A recommendation I can’t make enough for anyone doing any sort of overland travel is that to keep a flashlight in every door on your rig. This is something that Clay Croft of Expedition Overland has talked about having in his XO rigs, and it really is just a no brainer. I have Maglights in the front driver and passenger doors, with smaller tactical LED flashlights for passengers. On this trip alone there were several times where having my flashlight at an arm's reach was pretty dang handy.
So I jumped out of Dudley expecting the worst, but was shocked when I saw no body damage at all from the hit. Even when we returned back home I was sure that I was going to find some scratch or small dent, but there really wasn’t anything.
Our roof basket had not fared so well. The cross bars had came out of their mounts on the passenger side, I’m guessing from all the swerving. The roof basket held on tight though (thanks to my custom mounts) and the weight of it kept the bars from completely sliding off on the drivers side.
Ten cold minutes later Noah, Payton and I had the cross bars back in their mounts and tight. I took over driving for Bri. We stopped in Parsons as planned, where I did a closer inspection of the basket and realized that my custom shovel mounts had been sheared clean off and that my shovel was barely hanging on. I threw the shovel in the back. Hopefully we wouldn’t be needing it at this point.
We were just a little over two hours from Ozark. Those two hours felt very, very long. The rising sun actually seemed to make me more tired.
We made it though. After dropping Payton and Bri off at their houses, Noah and I rolled into my driveway at about a quarter till 8. It felt like weeks ago that we had just left, when in reality it was only 53 hours.
What a crazy 53 hours those were.
If I had to put it simply, this trip was all the adventure we were looking for, yet it was so much more than I think any of us expected.
One of my big takeaways from this trip is kinda the reason I started this website and write these blogs: Anyone is capable of having awesome adventures.
Ultimately, we spent between $400 and $500 on this trip. The large majority of that was gas. That’s to be expected when doing a 2300 mile trip. This trip could easily be done on a long weekend.
Trust me, if you really have a passion and a desire for adventure and travel, you can come up with a few days and a few hundred bucks for a sweet trip. Yeah it’ll be exhausting and it won’t go as you planned probably, but that’s all part of the adventure. Learning to adapt quickly and make decisions on any trip are skills that you can transfer to your real life.
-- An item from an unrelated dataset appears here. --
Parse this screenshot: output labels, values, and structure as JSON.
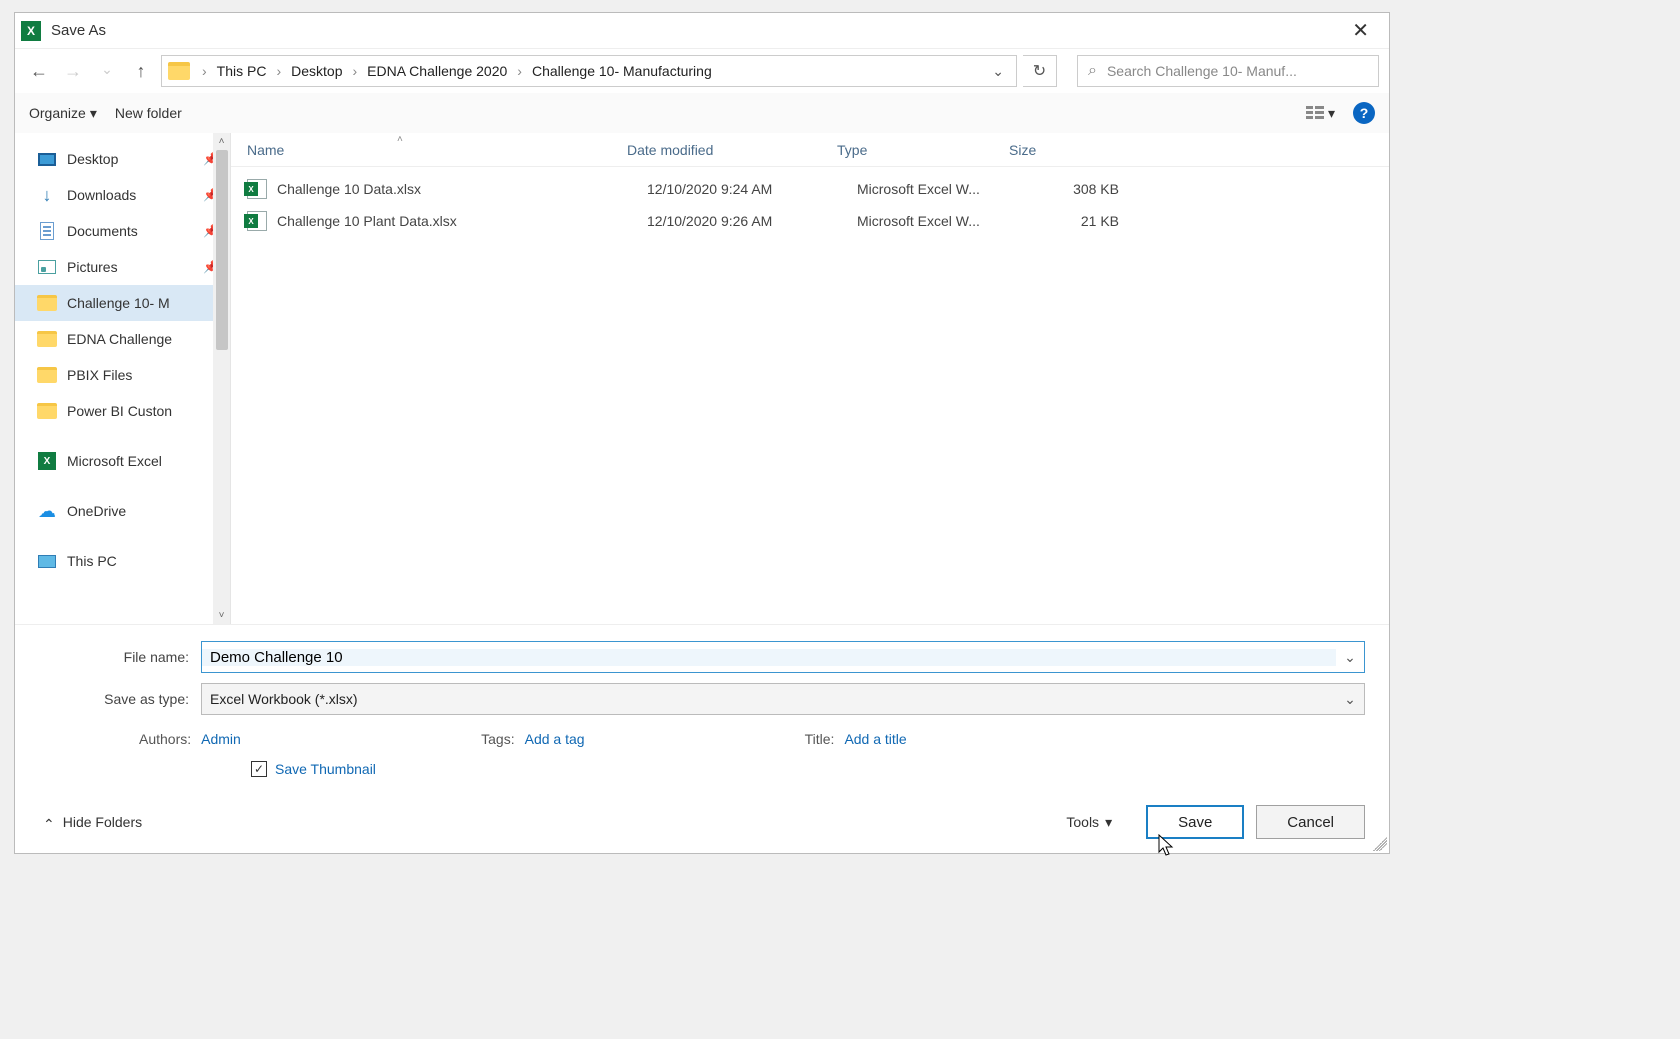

As for my personal takeaways from this trip, I don’t even know where to start.
Most importantly, I’m pretty frickin’ blessed to have some awesome friends that will go on trips like this with me with short notice. That’s so important for this overlanding thing. Get yourself a team. You can make any trip happen if you have a team. Will it always be the same team? Probably not, but if you’re with like minded people who appreciate adventure, that’s all that matters.
Secondly, this trip gives me a ton of excitement for the future. Yeah, I have things I personally need to work on to become a better overlander. Finding camp spots, budgeting, photography. That’ll all come with more experience. We have things we need to work on as a team. Cooking, tread lightly principles, just small things like that. Like I said, it’s normal for teams to be changing from trip to trip, so there will always be some weaknesses there.
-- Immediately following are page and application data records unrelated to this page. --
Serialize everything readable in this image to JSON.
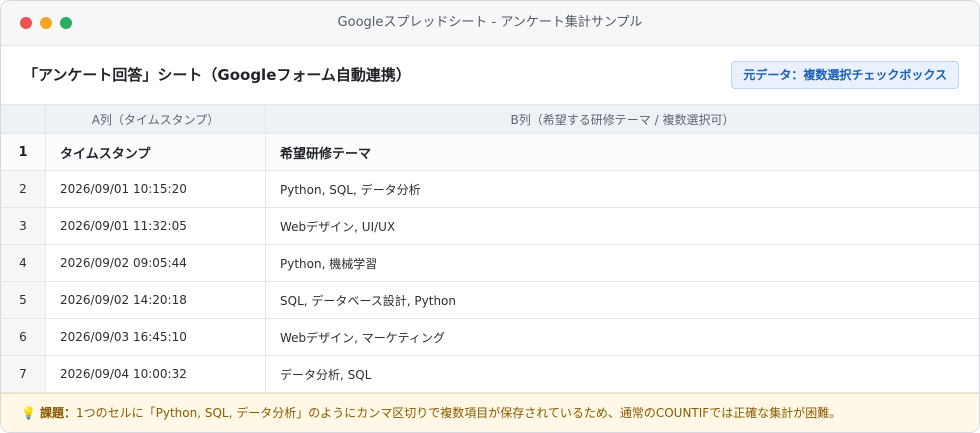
{
  "window": {
    "title": "Googleスプレッドシート - アンケート集計サンプル"
  },
  "header": {
    "sheet_title": "「アンケート回答」シート（Googleフォーム自動連携）",
    "source_badge": "元データ：複数選択チェックボックス"
  },
  "columns": {
    "a": "A列（タイムスタンプ）",
    "b": "B列（希望する研修テーマ / 複数選択可）"
  },
  "rows": [
    {
      "num": "1",
      "a": "タイムスタンプ",
      "b": "希望研修テーマ"
    },
    {
      "num": "2",
      "a": "2026/09/01 10:15:20",
      "b": "Python, SQL, データ分析"
    },
    {
      "num": "3",
      "a": "2026/09/01 11:32:05",
      "b": "Webデザイン, UI/UX"
    },
    {
      "num": "4",
      "a": "2026/09/02 09:05:44",
      "b": "Python, 機械学習"
    },
    {
      "num": "5",
      "a": "2026/09/02 14:20:18",
      "b": "SQL, データベース設計, Python"
    },
    {
      "num": "6",
      "a": "2026/09/03 16:45:10",
      "b": "Webデザイン, マーケティング"
    },
    {
      "num": "7",
      "a": "2026/09/04 10:00:32",
      "b": "データ分析, SQL"
    }
  ],
  "footer": {
    "icon": "lightbulb-icon",
    "label": "課題：",
    "text": "1つのセルに「Python, SQL, データ分析」のようにカンマ区切りで複数項目が保存されているため、通常のCOUNTIFでは正確な集計が困難。"
  }
}
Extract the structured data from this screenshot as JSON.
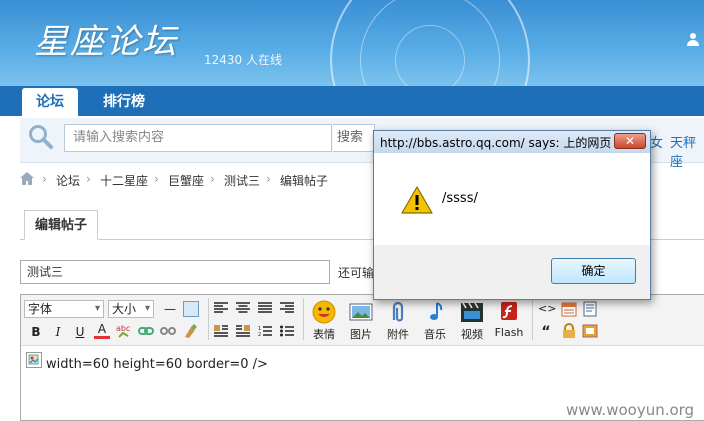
{
  "header": {
    "logo": "星座论坛",
    "online_count": "12430 人在线",
    "user_icon": "user-icon"
  },
  "nav": {
    "tabs": [
      {
        "label": "论坛",
        "active": true
      },
      {
        "label": "排行榜",
        "active": false
      }
    ]
  },
  "search": {
    "placeholder": "请输入搜索内容",
    "select_value": "搜索",
    "side_links": [
      "女",
      "天秤座"
    ]
  },
  "breadcrumb": [
    "论坛",
    "十二星座",
    "巨蟹座",
    "测试三",
    "编辑帖子"
  ],
  "editor": {
    "tab_label": "编辑帖子",
    "title_value": "测试三",
    "title_hint": "还可输",
    "font_select": "字体",
    "size_select": "大小",
    "text_buttons_row1": [
      "—"
    ],
    "text_buttons_row2": [
      "B",
      "I",
      "U",
      "A"
    ],
    "insert_buttons": [
      {
        "label": "表情",
        "icon": "smiley-icon"
      },
      {
        "label": "图片",
        "icon": "picture-icon"
      },
      {
        "label": "附件",
        "icon": "paperclip-icon"
      },
      {
        "label": "音乐",
        "icon": "music-icon"
      },
      {
        "label": "视频",
        "icon": "video-icon"
      },
      {
        "label": "Flash",
        "icon": "flash-icon"
      }
    ],
    "misc_symbols": [
      "<>",
      "“"
    ],
    "content": "width=60 height=60 border=0 />"
  },
  "dialog": {
    "title": "http://bbs.astro.qq.com/ says: 上的网页",
    "message": "/ssss/",
    "ok_label": "确定",
    "close_label": "✕"
  },
  "watermark": "www.wooyun.org",
  "colors": {
    "header_blue": "#3a8fd4",
    "nav_blue": "#1e6fb8",
    "dialog_border": "#5a7ea8"
  }
}
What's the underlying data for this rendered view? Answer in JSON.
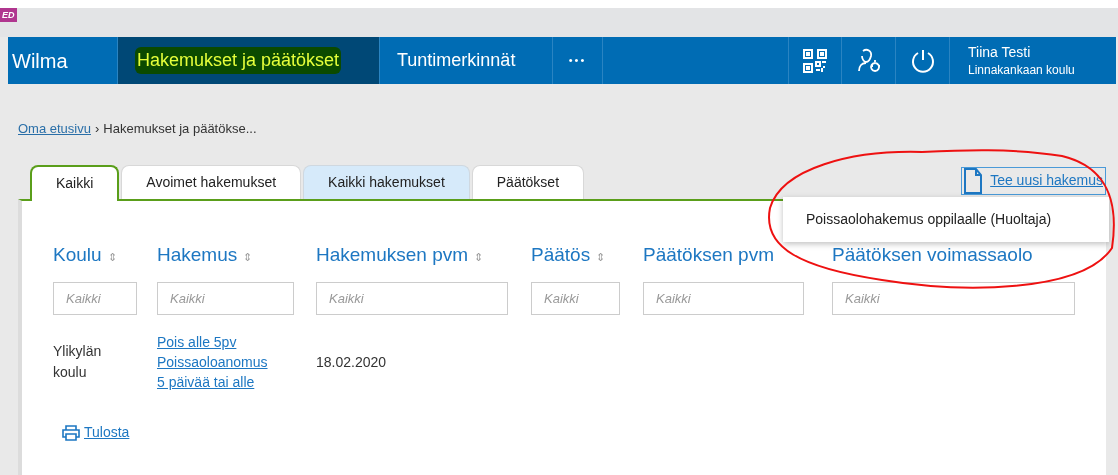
{
  "logo": {
    "text": "ED"
  },
  "nav": {
    "brand": "Wilma",
    "items": [
      {
        "label": "Hakemukset ja päätökset",
        "selected": true,
        "highlighted": true
      },
      {
        "label": "Tuntimerkinnät",
        "selected": false,
        "highlighted": false
      }
    ],
    "more": "•••",
    "user": {
      "name": "Tiina Testi",
      "school": "Linnakankaan koulu"
    }
  },
  "breadcrumb": {
    "home": "Oma etusivu",
    "separator": "›",
    "current": "Hakemukset ja päätökse..."
  },
  "tabs": [
    {
      "label": "Kaikki",
      "selected": true,
      "hovered": false
    },
    {
      "label": "Avoimet hakemukset",
      "selected": false,
      "hovered": false
    },
    {
      "label": "Kaikki hakemukset",
      "selected": false,
      "hovered": true
    },
    {
      "label": "Päätökset",
      "selected": false,
      "hovered": false
    }
  ],
  "new_application": {
    "label": "Tee uusi hakemus",
    "expanded": true,
    "menu": [
      "Poissaolohakemus oppilaalle (Huoltaja)"
    ]
  },
  "table": {
    "columns": [
      {
        "label": "Koulu",
        "sort": "⇕",
        "placeholder": "Kaikki"
      },
      {
        "label": "Hakemus",
        "sort": "⇕",
        "placeholder": "Kaikki"
      },
      {
        "label": "Hakemuksen pvm",
        "sort": "⇕",
        "placeholder": "Kaikki"
      },
      {
        "label": "Päätös",
        "sort": "⇕",
        "placeholder": "Kaikki"
      },
      {
        "label": "Päätöksen pvm",
        "placeholder": "Kaikki"
      },
      {
        "label": "Päätöksen voimassaolo",
        "placeholder": "Kaikki"
      }
    ],
    "rows": [
      {
        "school": "Ylikylän koulu",
        "application": [
          "Pois alle 5pv",
          "Poissaoloanomus 5 päivää tai alle"
        ],
        "date": "18.02.2020"
      }
    ]
  },
  "print": "Tulosta"
}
Really though, I’m excited though because I know Ozark Mountain Overland is ready for longer trips to even cooler places on our biggest adventures yet. I know we’re ready to make better content across more platforms and hopefully ready to inspire people. That’s what I’m in this for.
Until next time, get out there and have some adventure. Here in the Ozarks, and beyond.